Do you tear up during "Silver Bells" or "I'll Be Home For Christmas"? Here's a possible explanation.
Do Christmas songs ever make you weepy? Me, too. I regularly get choked up whenever Karen Carpenter's "Have Yourself A Merry Little Christmas" comes on my shower radio in the morning. A colleague at Health finds "Silver Bells" and Bing Crosby's "I'll Be Home For Christmas" tear-inducing. As I write this, Elvis's "Blue Christmas" and "The Little Drummer Boy"—not exactly the perkiest tunes—are in the lead for an AOL voting contest on Best Christmas Song.
I also wanted to cry when I heard Wham's "Last Christmas" played for the bazillionth time, but that's another story.
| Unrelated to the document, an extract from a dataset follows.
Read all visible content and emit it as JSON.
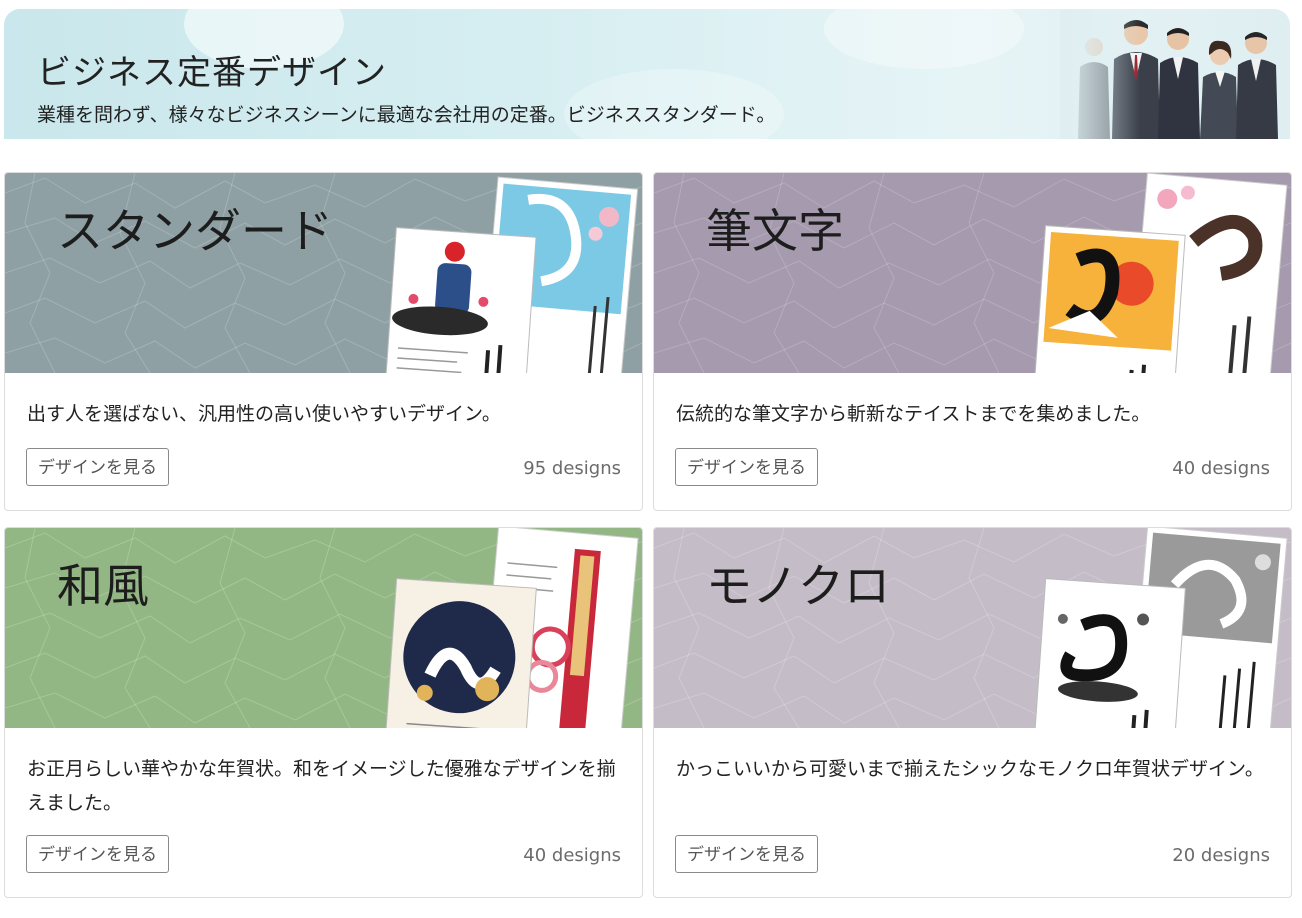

Music has strong ties to memories. Research shows that a hub in the brain's prefrontal cortex which stores memories and controls emotion lights up when familiar songs are played, hence your weepy reaction to hearing a holiday song that your dearly departed granny played during your childhood.
Yet a recent study in the journal PLOS ONE found that sad music can make us happier, too, because it evokes complex yet positive emotions—most commonly, nostalgia—along with feelings of peacefulness, transcendence, and tenderness. Which explains those warm-fuzzies that flood through me as I'm standing in the shower.
Now I need someone to explain my obsession with that video of Mariah Carey singing "All I Want For Christmas Is You" with Jimmy Fallon and The Roots. I think it's the guy playing the toy xylophone.